§ **Exercise**
Return the whole of the data exactly.

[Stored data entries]

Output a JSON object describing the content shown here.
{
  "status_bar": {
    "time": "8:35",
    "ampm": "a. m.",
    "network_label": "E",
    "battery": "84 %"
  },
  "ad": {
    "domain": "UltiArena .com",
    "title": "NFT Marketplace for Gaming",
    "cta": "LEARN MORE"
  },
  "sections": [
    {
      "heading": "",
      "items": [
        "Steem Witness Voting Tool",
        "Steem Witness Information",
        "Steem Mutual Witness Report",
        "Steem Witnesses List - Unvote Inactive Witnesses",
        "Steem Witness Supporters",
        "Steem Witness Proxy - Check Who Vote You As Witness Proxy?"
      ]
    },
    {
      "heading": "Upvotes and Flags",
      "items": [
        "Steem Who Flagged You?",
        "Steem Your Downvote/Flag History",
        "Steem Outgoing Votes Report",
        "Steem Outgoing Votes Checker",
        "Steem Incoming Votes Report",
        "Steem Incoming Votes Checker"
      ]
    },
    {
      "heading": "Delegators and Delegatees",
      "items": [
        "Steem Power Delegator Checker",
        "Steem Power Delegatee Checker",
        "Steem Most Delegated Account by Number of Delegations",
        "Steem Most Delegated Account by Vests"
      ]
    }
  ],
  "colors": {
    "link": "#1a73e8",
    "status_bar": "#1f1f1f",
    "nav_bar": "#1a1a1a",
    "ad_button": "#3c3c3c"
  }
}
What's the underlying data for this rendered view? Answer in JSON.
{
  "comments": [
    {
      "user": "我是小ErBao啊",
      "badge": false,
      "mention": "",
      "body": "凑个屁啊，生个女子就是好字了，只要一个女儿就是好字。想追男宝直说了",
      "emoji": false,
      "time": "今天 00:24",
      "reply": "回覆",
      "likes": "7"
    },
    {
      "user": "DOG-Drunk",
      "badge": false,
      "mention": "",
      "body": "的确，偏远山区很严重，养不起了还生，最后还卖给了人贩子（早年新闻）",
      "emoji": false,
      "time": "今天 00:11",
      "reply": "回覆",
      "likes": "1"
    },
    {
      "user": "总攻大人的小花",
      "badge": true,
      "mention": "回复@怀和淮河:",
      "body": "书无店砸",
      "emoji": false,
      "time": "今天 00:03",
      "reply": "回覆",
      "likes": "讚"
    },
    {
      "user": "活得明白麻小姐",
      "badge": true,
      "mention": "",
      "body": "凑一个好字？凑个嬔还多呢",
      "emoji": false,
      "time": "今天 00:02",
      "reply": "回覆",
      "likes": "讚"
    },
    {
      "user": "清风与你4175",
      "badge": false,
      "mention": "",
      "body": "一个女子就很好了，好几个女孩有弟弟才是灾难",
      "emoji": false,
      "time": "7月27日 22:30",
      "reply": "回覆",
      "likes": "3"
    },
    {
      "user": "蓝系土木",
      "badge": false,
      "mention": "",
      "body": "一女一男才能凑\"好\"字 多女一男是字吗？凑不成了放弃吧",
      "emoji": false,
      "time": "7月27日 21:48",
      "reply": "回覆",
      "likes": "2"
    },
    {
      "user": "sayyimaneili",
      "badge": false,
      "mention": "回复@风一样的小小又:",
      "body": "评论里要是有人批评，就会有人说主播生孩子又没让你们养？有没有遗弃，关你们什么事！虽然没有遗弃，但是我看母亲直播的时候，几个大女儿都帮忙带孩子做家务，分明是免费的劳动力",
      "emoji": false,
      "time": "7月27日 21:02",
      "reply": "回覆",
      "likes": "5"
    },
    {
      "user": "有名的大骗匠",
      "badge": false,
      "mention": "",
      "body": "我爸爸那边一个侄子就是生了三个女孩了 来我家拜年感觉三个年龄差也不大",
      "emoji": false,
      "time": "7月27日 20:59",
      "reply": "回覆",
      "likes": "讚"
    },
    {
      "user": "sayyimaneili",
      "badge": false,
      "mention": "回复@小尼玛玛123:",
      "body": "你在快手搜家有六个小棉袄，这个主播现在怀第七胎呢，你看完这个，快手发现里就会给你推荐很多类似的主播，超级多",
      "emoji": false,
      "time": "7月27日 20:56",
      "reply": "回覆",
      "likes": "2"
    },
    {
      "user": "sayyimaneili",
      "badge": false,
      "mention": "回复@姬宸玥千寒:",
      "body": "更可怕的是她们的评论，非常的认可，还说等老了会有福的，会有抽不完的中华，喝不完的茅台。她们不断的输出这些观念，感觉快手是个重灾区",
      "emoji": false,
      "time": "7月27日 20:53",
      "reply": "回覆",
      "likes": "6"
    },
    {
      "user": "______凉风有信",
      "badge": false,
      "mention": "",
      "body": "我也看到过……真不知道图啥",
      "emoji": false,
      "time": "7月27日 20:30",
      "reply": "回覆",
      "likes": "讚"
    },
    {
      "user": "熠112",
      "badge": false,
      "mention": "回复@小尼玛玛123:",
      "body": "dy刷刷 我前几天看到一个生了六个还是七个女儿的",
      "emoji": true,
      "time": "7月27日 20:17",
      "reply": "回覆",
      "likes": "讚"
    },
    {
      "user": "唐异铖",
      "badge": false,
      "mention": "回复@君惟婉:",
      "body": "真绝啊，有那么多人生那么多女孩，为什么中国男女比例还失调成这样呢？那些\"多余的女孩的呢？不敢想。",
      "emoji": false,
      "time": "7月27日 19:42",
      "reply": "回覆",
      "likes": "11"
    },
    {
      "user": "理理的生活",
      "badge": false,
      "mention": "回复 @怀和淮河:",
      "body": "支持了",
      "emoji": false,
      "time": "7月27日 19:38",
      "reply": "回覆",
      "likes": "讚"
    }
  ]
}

§ **Exercise solution**
Output a JSON object describing the content shown here.
{
  "status_bar": {
    "time": "8:35",
    "ampm": "a. m.",
    "network_label": "E",
    "battery": "84 %"
  },
  "ad": {
    "domain": "UltiArena .com",
    "title": "NFT Marketplace for Gaming",
    "cta": "LEARN MORE"
  },
  "sections": [
    {
      "heading": "",
      "items": [
        "Steem Witness Voting Tool",
        "Steem Witness Information",
        "Steem Mutual Witness Report",
        "Steem Witnesses List - Unvote Inactive Witnesses",
        "Steem Witness Supporters",
        "Steem Witness Proxy - Check Who Vote You As Witness Proxy?"
      ]
    },
    {
      "heading": "Upvotes and Flags",
      "items": [
        "Steem Who Flagged You?",
        "Steem Your Downvote/Flag History",
        "Steem Outgoing Votes Report",
        "Steem Outgoing Votes Checker",
        "Steem Incoming Votes Report",
        "Steem Incoming Votes Checker"
      ]
    },
    {
      "heading": "Delegators and Delegatees",
      "items": [
        "Steem Power Delegator Checker",
        "Steem Power Delegatee Checker",
        "Steem Most Delegated Account by Number of Delegations",
        "Steem Most Delegated Account by Vests"
      ]
    }
  ],
  "colors": {
    "link": "#1a73e8",
    "status_bar": "#1f1f1f",
    "nav_bar": "#1a1a1a",
    "ad_button": "#3c3c3c"
  }
}
What's the underlying data for this rendered view? Answer in JSON.
{
  "comments": [
    {
      "user": "我是小ErBao啊",
      "badge": false,
      "mention": "",
      "body": "凑个屁啊，生个女子就是好字了，只要一个女儿就是好字。想追男宝直说了",
      "emoji": false,
      "time": "今天 00:24",
      "reply": "回覆",
      "likes": "7"
    },
    {
      "user": "DOG-Drunk",
      "badge": false,
      "mention": "",
      "body": "的确，偏远山区很严重，养不起了还生，最后还卖给了人贩子（早年新闻）",
      "emoji": false,
      "time": "今天 00:11",
      "reply": "回覆",
      "likes": "1"
    },
    {
      "user": "总攻大人的小花",
      "badge": true,
      "mention": "回复@怀和淮河:",
      "body": "书无店砸",
      "emoji": false,
      "time": "今天 00:03",
      "reply": "回覆",
      "likes": "讚"
    },
    {
      "user": "活得明白麻小姐",
      "badge": true,
      "mention": "",
      "body": "凑一个好字？凑个嬔还多呢",
      "emoji": false,
      "time": "今天 00:02",
      "reply": "回覆",
      "likes": "讚"
    },
    {
      "user": "清风与你4175",
      "badge": false,
      "mention": "",
      "body": "一个女子就很好了，好几个女孩有弟弟才是灾难",
      "emoji": false,
      "time": "7月27日 22:30",
      "reply": "回覆",
      "likes": "3"
    },
    {
      "user": "蓝系土木",
      "badge": false,
      "mention": "",
      "body": "一女一男才能凑\"好\"字 多女一男是字吗？凑不成了放弃吧",
      "emoji": false,
      "time": "7月27日 21:48",
      "reply": "回覆",
      "likes": "2"
    },
    {
      "user": "sayyimaneili",
      "badge": false,
      "mention": "回复@风一样的小小又:",
      "body": "评论里要是有人批评，就会有人说主播生孩子又没让你们养？有没有遗弃，关你们什么事！虽然没有遗弃，但是我看母亲直播的时候，几个大女儿都帮忙带孩子做家务，分明是免费的劳动力",
      "emoji": false,
      "time": "7月27日 21:02",
      "reply": "回覆",
      "likes": "5"
    },
    {
      "user": "有名的大骗匠",
      "badge": false,
      "mention": "",
      "body": "我爸爸那边一个侄子就是生了三个女孩了 来我家拜年感觉三个年龄差也不大",
      "emoji": false,
      "time": "7月27日 20:59",
      "reply": "回覆",
      "likes": "讚"
    },
    {
      "user": "sayyimaneili",
      "badge": false,
      "mention": "回复@小尼玛玛123:",
      "body": "你在快手搜家有六个小棉袄，这个主播现在怀第七胎呢，你看完这个，快手发现里就会给你推荐很多类似的主播，超级多",
      "emoji": false,
      "time": "7月27日 20:56",
      "reply": "回覆",
      "likes": "2"
    },
    {
      "user": "sayyimaneili",
      "badge": false,
      "mention": "回复@姬宸玥千寒:",
      "body": "更可怕的是她们的评论，非常的认可，还说等老了会有福的，会有抽不完的中华，喝不完的茅台。她们不断的输出这些观念，感觉快手是个重灾区",
      "emoji": false,
      "time": "7月27日 20:53",
      "reply": "回覆",
      "likes": "6"
    },
    {
      "user": "______凉风有信",
      "badge": false,
      "mention": "",
      "body": "我也看到过……真不知道图啥",
      "emoji": false,
      "time": "7月27日 20:30",
      "reply": "回覆",
      "likes": "讚"
    },
    {
      "user": "熠112",
      "badge": false,
      "mention": "回复@小尼玛玛123:",
      "body": "dy刷刷 我前几天看到一个生了六个还是七个女儿的",
      "emoji": true,
      "time": "7月27日 20:17",
      "reply": "回覆",
      "likes": "讚"
    },
    {
      "user": "唐异铖",
      "badge": false,
      "mention": "回复@君惟婉:",
      "body": "真绝啊，有那么多人生那么多女孩，为什么中国男女比例还失调成这样呢？那些\"多余的女孩的呢？不敢想。",
      "emoji": false,
      "time": "7月27日 19:42",
      "reply": "回覆",
      "likes": "11"
    },
    {
      "user": "理理的生活",
      "badge": false,
      "mention": "回复 @怀和淮河:",
      "body": "支持了",
      "emoji": false,
      "time": "7月27日 19:38",
      "reply": "回覆",
      "likes": "讚"
    }
  ]
}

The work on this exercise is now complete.